after he arrives, Tobin is hit by a trap himself and breaks his
arm. In a "locked room" mystery of sorts, Tobin goes
about talking with the residents and doctors, and hating every
minute of it. This book gets the lowest ranking simply because
it lacked the freshness that the first two had. The same disgruntled
Tobin, obsessing over his wall instead of the job. But it's only
a minor misstep in this superb series.
Next came A Jade in Aries (1970), even better
than Murder Among Children. Once again Tobin takes a job
that he doesn't want -- trying to discover who is killing off
a group of homosexual friends one by one.
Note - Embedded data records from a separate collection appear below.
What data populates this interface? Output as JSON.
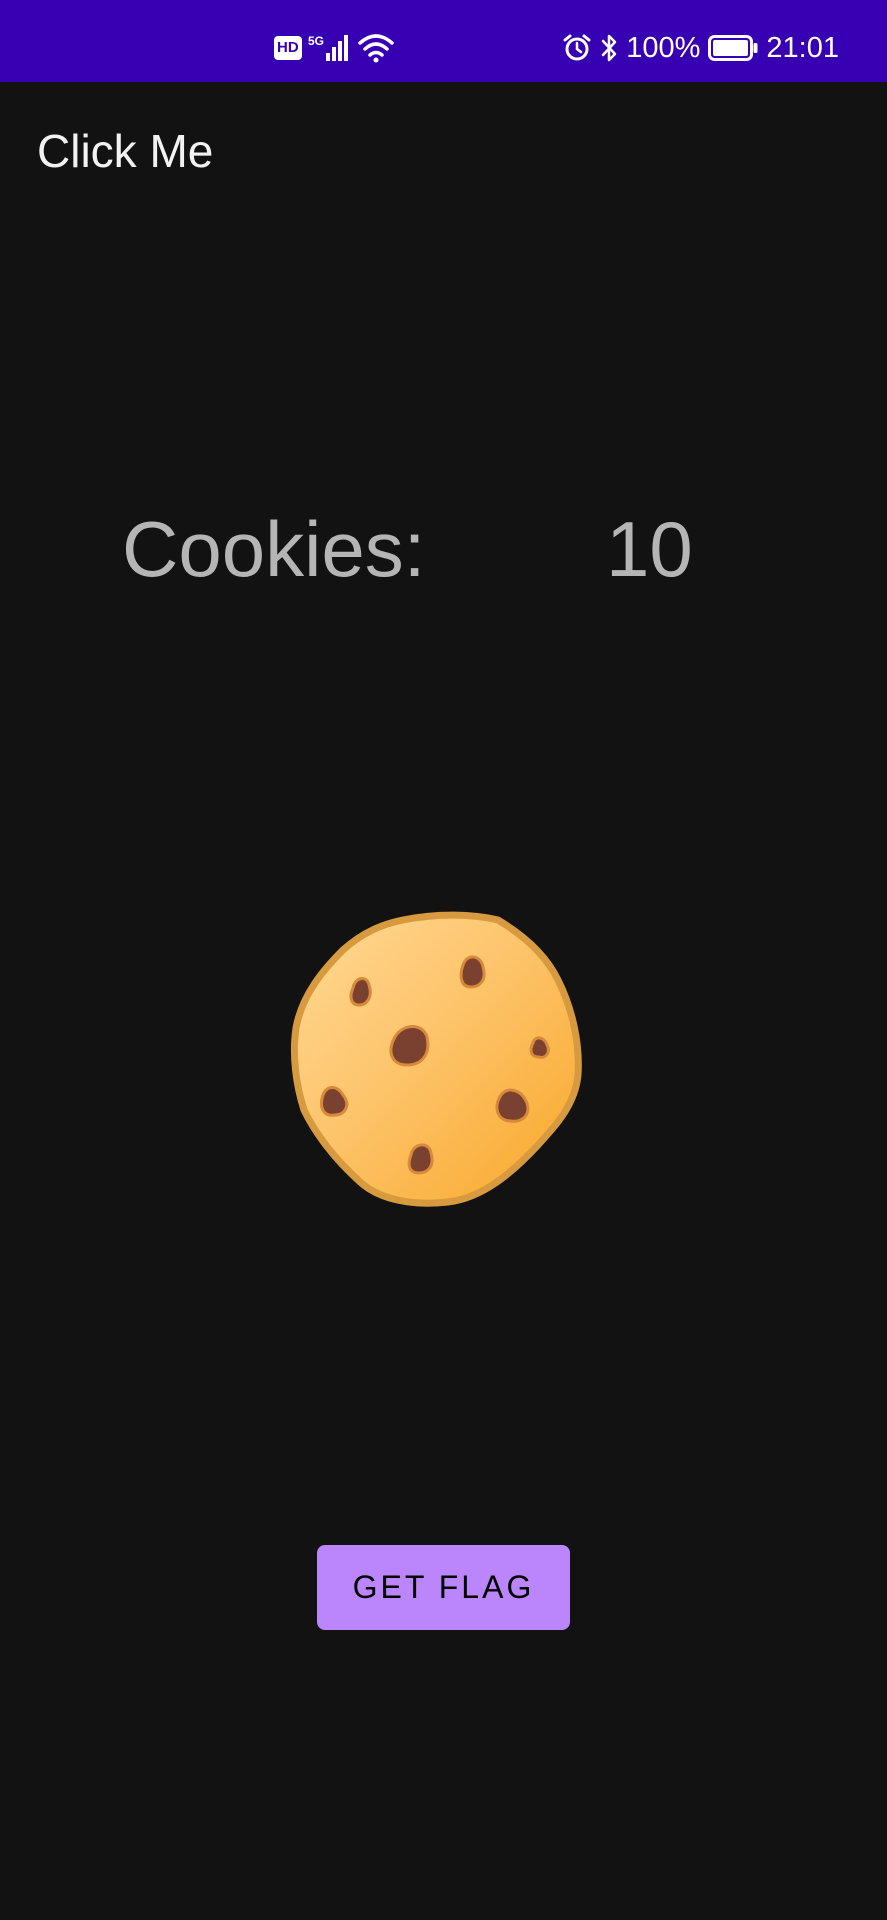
{
  "status_bar": {
    "network_badge": "HD",
    "network_type": "5G",
    "battery_percent": "100%",
    "time": "21:01",
    "background_color": "#3700b3",
    "icons": [
      "hd-icon",
      "signal-icon",
      "wifi-icon",
      "alarm-icon",
      "bluetooth-icon",
      "battery-icon"
    ]
  },
  "app_bar": {
    "title": "Click Me"
  },
  "counter": {
    "label": "Cookies:",
    "value": "10"
  },
  "cookie": {
    "icon": "cookie-icon"
  },
  "actions": {
    "get_flag_label": "GET FLAG",
    "button_color": "#bb86fc"
  },
  "theme": {
    "background": "#121212",
    "text_secondary": "#b5b5b5"
  }
}
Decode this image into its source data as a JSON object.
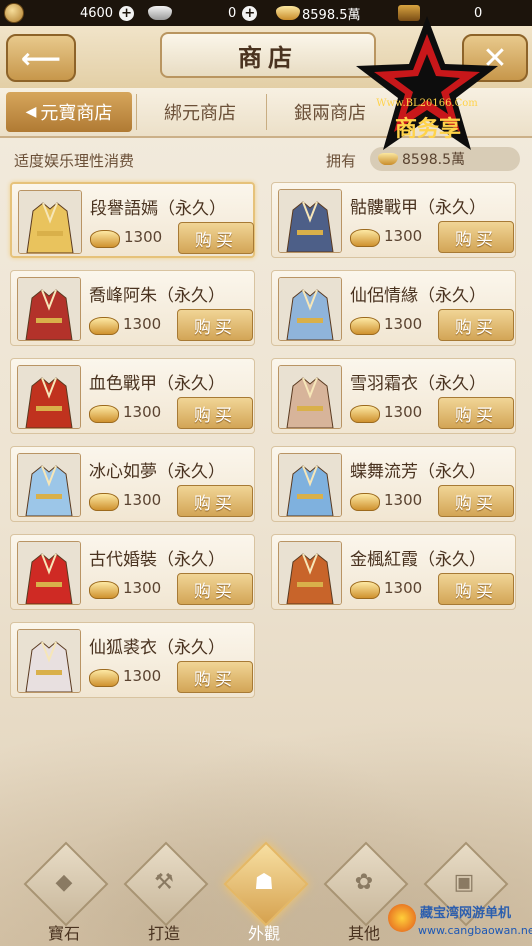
{
  "resources": [
    {
      "icon": "coin-icon",
      "value": "4600",
      "plus": true
    },
    {
      "icon": "silver-ingot-icon",
      "value": "0",
      "plus": true
    },
    {
      "icon": "gold-ingot-icon",
      "value": "8598.5萬",
      "plus": false
    },
    {
      "icon": "chest-icon",
      "value": "0",
      "plus": false
    }
  ],
  "header": {
    "title": "商店",
    "back_icon": "back-arrow-icon",
    "close_icon": "close-icon"
  },
  "tabs": [
    {
      "label": "元寶商店",
      "active": true
    },
    {
      "label": "綁元商店",
      "active": false
    },
    {
      "label": "銀兩商店",
      "active": false
    }
  ],
  "notice": "适度娱乐理性消费",
  "own": {
    "label": "拥有",
    "value": "8598.5萬"
  },
  "items": [
    {
      "name": "段譽語嫣（永久）",
      "price": "1300",
      "buy": "购买",
      "selected": true,
      "color": "#e9c35d"
    },
    {
      "name": "骷髏戰甲（永久）",
      "price": "1300",
      "buy": "购买",
      "selected": false,
      "color": "#4d5f88"
    },
    {
      "name": "喬峰阿朱（永久）",
      "price": "1300",
      "buy": "购买",
      "selected": false,
      "color": "#b3322a"
    },
    {
      "name": "仙侶情緣（永久）",
      "price": "1300",
      "buy": "购买",
      "selected": false,
      "color": "#8fb4da"
    },
    {
      "name": "血色戰甲（永久）",
      "price": "1300",
      "buy": "购买",
      "selected": false,
      "color": "#c0321e"
    },
    {
      "name": "雪羽霜衣（永久）",
      "price": "1300",
      "buy": "购买",
      "selected": false,
      "color": "#d7b49a"
    },
    {
      "name": "冰心如夢（永久）",
      "price": "1300",
      "buy": "购买",
      "selected": false,
      "color": "#9cc6e8"
    },
    {
      "name": "蝶舞流芳（永久）",
      "price": "1300",
      "buy": "购买",
      "selected": false,
      "color": "#7fb1de"
    },
    {
      "name": "古代婚裝（永久）",
      "price": "1300",
      "buy": "购买",
      "selected": false,
      "color": "#cf2a24"
    },
    {
      "name": "金楓紅霞（永久）",
      "price": "1300",
      "buy": "购买",
      "selected": false,
      "color": "#c8642a"
    },
    {
      "name": "仙狐裘衣（永久）",
      "price": "1300",
      "buy": "购买",
      "selected": false,
      "color": "#e8e0e0"
    }
  ],
  "nav": [
    {
      "label": "寶石",
      "icon": "gem-icon",
      "glyph": "◆",
      "active": false
    },
    {
      "label": "打造",
      "icon": "anvil-icon",
      "glyph": "⚒",
      "active": false
    },
    {
      "label": "外觀",
      "icon": "mask-icon",
      "glyph": "☗",
      "active": true
    },
    {
      "label": "其他",
      "icon": "flower-icon",
      "glyph": "✿",
      "active": false
    },
    {
      "label": "",
      "icon": "bag-icon",
      "glyph": "▣",
      "active": false
    }
  ],
  "watermark": {
    "site": "Www.BL20166.Com",
    "text": "商务享",
    "bottom_text": "藏宝湾网游单机",
    "bottom_url": "www.cangbaowan.net"
  },
  "colors": {
    "accent": "#d3a556",
    "header_bar": "#1c140c",
    "active_tab": "#c28a3e"
  }
}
The description of
winter-time New York is outstanding and the characters are above
reproach, but the big difference is that Tobin himself has begun
to change. In his mind, he is easing his guilty conscience a
tiny bit. The mental process that the reader sees Tobin going
through is some of Westlake's best writing in my opinion, as
we get an outstanding feeling for what Tobin is going through,
and how -- despite his best efforts -- time is finally healing
his wounds, bit by bit.
The series concludes with Don't Lie to Me
(1972), perhaps the most emotionally satisfying book Westlake
has ever written. By now, Tobin has managed his guilt to the
point where he can take a job to support his family though, as
a night watchman at an art museum, it's one where he doesn't
have to deal with many people. He can spend his working hours
in spendid isolation, away from the outside world, alone at night
amongst the artwork. Or so he thinks. He is making his rounds
one night when an old flame shows up, pounding on the museum
door, and begs him for his help. Tobin decides to talk to her,
and while she accompanies him on his nightly rounds the two of
them stumble across a dead body in the museum. The book features
Tobin juggling his family life with his new troubles of crooked
cops, nasty hoodlums and old emotions for a relationship long
died out. This novel is the best in the series, with an outstanding,
exciting ending and honest emotions throughout.
The Tobin books are essential for mystery lovers
and writers alike; rarely will you find strong story-telling
and compelling emotion combined so well as in this series. I
love this series because it stays true to life. A man is unhappy
with his past, but pushes on and struggles to come to terms with
his mistakes. The novels have their depressing moments, when
Tobin is low on hope and cynical, but until you read the whole
series you won't get the full story. At the end of Don't Lie
to Me, you get the true sense of closure and reconciliation,
of trial and triumph, as though you were reading one story the
And in a way, you really have been.
All by Tucker Coe
Kinds of Love, Kinds of Death (1966)...Buy
Murder Among Children
Wax Apple (1970)..Buy
A Jade In Aries (1970)..Buy
Don't Lie To Me (1972)..Buy
Series overview submitted
by Bryan Schingle,
| Home | Detectives A-L M-Z | Film | Radio | Television | Web Comics | Comics | FAQs |
| Trivia | Authors | Hall of Fame | Mystery Links | Bibliography | Glossary | Search |
| What's New: On The Site | On the Street | Non-Fiction | Fiction | Staff | The P.I. Poll |
Your comments, suggestions, corrections and contributions are always welcome.
"...and I'll tell you right out that I'm a man who likes talking to a man who likes to talk."